Only you — and your Scouts and Venturers — can prevent Scouting fires.
Follow the 10 tips to minimize fire risk and be prepared for that rare moment when a fire does break out on your Scouting adventures.
These and other fire-prevention ideas can be found on the 59-cent Unit Fireguard Plan Chart, available at ScoutStuff.org.
1. Assign a fire warden and deputy
For Cub Scout camps, these are adults.
For Boy Scout or Venturing camps, these should be youth leaders under adult supervision.
You could have the same fire warden and deputy throughout the weekend or week of camping, or this role could be alternated with others.
2. Give the fire warden and deputy their duties
These jobs are more than cool titles. The fire warden and his/her deputy should:
- Train all unit members in the fireguard plan
- Know where all fire equipment is located
- Complete the unit fireguard chart
- Verify that all cooking, heating and campfires are completely out when not attended
- Conduct a fire drill once a week at the direction of the camp fire warden
- Report any fire hazards to the camp fire warden, immediately
- Be ready to evacuate and account for everyone in the event of an emergency
- Check fire extinguishers, smoke detectors and carbon-monoxide detectors if the unit sleeps in cabins
3. Know what to do if a fire breaks out
Campers, adult or youth, should never be involved in firefighting.
But if you see a small fire, take immediate action. Time is of the essence. Here’s some examples of fire-control techniques:
- Yell “Fire!” and notify an adult.
- Send someone to seek assistance, send a runner for help, and/or dial the camp office or 911.
- Douse fire with water or sand.
- Smother fire with a lid.
- In the event of a canvas tent fire, simply kick out the end tent poles if it can be done safely.
4. Keep flames out of tents
It’s a no-brainer to camping veterans, but remember some of your Scouts may never have been camping before.
No tent material is fireproof, so enforce the no flames in tents rule at all times. Only allow battery-powered sources of light such as flashlights, headlamps and battery-powered lanterns inside tents.
5. Keep tents away from flames
Just like you shouldn’t bring flames to tents, you also should keep your tent away from flames.
That means being smart about where you set up your tents and keeping them away from cooking areas, fire rings and other areas where flames might appear.
6. Extinguish campfires properly
Make sure fires are cold out. That means you feel the fire area with your fingers.
If it’s still hot, the flames could reignite and cause a catastrophic fire.
Oh, and Smokey Bear thanks you in advance.
7. Keep flammable chemicals away from tents and flames
Don’t use flammable chemicals near tents or fires.
That includes hand sanitizer, bug repellent, spray cans of paint, aerosol deodorant, hair spray and more.
When in doubt, check the product’s packaging for a warning.
Store these items in a safe place, and make sure they’re returned there when no longer in use.
8. Know which chemical fuels are OK and which aren’t

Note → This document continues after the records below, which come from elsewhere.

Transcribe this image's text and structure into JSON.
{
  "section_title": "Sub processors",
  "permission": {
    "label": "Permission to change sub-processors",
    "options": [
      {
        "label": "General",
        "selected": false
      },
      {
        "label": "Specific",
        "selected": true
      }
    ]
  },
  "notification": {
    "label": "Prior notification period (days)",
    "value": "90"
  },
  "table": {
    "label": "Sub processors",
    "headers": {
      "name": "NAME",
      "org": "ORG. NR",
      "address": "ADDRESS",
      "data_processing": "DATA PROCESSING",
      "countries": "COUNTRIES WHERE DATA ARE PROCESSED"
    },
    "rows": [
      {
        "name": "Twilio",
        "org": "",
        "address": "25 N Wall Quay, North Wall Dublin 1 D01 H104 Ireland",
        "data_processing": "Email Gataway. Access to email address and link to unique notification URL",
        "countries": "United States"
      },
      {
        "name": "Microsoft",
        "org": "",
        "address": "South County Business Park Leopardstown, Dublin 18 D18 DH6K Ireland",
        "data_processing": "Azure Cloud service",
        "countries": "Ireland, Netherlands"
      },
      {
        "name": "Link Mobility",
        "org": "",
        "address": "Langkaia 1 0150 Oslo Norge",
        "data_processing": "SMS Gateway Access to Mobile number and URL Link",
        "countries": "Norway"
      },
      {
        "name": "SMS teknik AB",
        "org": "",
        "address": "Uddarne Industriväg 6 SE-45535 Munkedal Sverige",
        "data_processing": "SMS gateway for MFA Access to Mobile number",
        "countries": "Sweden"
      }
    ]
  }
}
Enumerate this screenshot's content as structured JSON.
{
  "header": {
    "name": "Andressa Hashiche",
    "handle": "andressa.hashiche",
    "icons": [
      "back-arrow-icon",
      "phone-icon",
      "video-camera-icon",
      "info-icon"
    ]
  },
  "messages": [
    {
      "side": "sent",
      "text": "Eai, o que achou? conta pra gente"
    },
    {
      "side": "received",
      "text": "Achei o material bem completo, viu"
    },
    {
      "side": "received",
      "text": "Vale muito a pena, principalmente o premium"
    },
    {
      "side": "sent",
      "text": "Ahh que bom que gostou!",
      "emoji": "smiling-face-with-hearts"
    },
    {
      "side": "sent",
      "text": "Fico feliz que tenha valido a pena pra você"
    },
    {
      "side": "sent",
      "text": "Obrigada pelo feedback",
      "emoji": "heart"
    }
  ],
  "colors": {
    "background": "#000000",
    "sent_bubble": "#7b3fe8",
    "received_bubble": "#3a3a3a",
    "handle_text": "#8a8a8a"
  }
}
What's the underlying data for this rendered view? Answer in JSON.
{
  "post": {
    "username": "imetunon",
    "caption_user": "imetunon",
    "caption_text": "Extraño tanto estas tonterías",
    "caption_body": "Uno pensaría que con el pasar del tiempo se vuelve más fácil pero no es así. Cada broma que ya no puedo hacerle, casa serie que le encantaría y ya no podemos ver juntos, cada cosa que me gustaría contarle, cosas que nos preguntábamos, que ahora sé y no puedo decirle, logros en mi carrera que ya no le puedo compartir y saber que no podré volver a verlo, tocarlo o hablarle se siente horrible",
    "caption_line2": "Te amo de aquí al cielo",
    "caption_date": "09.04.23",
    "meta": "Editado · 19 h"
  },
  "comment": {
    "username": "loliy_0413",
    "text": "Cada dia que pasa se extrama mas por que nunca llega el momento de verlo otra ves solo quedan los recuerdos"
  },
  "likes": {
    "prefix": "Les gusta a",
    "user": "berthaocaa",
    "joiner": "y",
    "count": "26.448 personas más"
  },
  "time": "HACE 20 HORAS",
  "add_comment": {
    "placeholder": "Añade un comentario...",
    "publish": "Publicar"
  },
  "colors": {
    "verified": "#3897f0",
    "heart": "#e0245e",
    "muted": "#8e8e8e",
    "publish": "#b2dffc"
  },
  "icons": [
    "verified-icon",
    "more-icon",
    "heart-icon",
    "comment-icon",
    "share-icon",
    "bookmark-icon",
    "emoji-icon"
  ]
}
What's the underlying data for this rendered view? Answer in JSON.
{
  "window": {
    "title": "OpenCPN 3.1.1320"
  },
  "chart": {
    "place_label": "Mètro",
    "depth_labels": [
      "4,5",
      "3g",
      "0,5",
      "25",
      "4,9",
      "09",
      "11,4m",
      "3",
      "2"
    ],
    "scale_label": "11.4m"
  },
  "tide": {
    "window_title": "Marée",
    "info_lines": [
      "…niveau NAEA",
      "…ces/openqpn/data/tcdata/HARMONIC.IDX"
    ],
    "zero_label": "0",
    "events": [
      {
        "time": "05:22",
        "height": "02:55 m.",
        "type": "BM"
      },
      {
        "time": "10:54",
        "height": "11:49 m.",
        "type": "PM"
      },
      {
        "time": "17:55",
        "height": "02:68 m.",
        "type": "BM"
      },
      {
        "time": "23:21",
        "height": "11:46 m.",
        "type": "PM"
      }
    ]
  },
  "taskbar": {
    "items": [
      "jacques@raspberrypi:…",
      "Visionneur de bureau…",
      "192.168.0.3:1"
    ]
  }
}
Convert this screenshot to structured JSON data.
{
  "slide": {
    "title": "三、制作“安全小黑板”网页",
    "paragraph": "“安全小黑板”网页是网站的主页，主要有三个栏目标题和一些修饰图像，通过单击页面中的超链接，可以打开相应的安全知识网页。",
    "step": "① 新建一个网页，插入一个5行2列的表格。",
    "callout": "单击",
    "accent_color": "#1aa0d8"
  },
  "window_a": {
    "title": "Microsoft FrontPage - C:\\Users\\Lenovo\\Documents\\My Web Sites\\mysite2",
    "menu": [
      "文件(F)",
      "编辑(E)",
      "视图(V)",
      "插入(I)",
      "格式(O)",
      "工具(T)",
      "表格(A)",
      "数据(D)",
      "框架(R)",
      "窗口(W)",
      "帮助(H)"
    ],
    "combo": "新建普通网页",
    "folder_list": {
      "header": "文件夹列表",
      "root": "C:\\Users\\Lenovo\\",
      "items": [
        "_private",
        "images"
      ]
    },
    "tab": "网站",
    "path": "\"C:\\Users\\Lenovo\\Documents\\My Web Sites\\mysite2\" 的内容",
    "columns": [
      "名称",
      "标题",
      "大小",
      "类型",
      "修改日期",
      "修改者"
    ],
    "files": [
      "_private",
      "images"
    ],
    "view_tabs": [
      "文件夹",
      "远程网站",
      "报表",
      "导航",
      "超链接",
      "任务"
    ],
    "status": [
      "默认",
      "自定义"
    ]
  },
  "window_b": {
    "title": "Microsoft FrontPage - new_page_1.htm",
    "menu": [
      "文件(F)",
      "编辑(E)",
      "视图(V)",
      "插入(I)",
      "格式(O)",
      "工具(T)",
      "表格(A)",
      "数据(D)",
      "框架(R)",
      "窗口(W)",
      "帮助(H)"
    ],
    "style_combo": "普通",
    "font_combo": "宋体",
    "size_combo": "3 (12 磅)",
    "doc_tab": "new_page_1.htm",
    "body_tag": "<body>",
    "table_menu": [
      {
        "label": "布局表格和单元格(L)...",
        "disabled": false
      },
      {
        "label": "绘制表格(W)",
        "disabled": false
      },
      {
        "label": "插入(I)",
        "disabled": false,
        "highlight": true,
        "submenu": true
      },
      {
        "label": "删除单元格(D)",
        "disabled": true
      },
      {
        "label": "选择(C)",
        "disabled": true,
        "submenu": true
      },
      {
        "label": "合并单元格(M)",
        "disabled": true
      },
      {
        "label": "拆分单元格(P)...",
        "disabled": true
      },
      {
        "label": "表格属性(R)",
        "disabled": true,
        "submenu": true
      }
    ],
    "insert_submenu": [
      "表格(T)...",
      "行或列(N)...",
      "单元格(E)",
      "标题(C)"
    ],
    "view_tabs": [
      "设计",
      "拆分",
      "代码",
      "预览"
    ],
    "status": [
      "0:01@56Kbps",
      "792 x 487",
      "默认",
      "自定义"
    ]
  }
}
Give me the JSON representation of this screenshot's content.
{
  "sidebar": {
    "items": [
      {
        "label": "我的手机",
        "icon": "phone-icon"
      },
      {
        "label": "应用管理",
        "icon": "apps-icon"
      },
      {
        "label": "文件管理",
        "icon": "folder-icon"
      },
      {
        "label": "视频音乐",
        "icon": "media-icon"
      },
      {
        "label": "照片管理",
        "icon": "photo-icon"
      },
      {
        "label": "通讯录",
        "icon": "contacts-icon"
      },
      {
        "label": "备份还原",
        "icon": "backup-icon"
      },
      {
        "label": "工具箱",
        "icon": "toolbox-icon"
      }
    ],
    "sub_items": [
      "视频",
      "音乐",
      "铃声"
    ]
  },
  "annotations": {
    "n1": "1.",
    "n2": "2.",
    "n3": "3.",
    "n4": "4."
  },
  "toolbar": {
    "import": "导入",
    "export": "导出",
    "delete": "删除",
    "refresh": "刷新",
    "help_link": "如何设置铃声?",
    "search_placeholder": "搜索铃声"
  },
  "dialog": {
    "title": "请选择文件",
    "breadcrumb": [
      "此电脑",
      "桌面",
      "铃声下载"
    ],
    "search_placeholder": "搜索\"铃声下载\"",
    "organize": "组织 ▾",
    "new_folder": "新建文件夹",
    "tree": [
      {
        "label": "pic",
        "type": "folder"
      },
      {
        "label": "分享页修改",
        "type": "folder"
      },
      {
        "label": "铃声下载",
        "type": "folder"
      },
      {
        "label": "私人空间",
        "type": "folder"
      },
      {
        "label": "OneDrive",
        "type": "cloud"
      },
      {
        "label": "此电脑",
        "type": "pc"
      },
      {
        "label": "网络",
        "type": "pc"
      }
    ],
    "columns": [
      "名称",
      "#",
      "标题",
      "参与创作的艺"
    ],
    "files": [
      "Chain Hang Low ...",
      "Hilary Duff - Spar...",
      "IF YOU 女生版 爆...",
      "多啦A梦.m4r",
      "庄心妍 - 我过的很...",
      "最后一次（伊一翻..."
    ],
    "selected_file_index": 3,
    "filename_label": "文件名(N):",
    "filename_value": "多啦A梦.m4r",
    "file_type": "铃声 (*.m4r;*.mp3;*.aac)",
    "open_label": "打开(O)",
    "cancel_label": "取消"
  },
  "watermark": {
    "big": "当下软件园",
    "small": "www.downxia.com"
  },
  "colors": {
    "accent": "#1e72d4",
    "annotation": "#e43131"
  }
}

There’s nothing better than cooking up dinner over an open campfire. But that’s not always possible on Scouting outings.
Enter the chemically fueled stoves, grills and burners.
Some, such as alcohol-burning “can” stoves, are so dangerous they’re prohibited in Scouting. Other fuels are safe but should be handled with care.
Be prepared for your next campout by reviewing the relevant section of the Guide to Safe Scouting.
9. Store, handle and use chemical fuels properly
An adult knowledgeable about chemical fuels and equipment should always supervise youth involved in the storage, handling and use of chemical fuels and equipment.
Operate and maintain chemical-fueled equipment according to the manufacturer’s instructions and in facilities or areas only where and when permitted.
Using liquid fuels for starting any type of fire — including lighting damp wood, charcoal and ceremonial campfires or displays — is prohibited.
During transport and storage, properly secure chemical fuel containers in an upright, vertical position.
10. Bring the Unit Fireguard Plan Chart on every campout
The Unit Fireguard Plan Chart, available at ScoutStuff.org, contains everything listed above and more.
Make sure you bring one along on every trip, especially those involving campfires.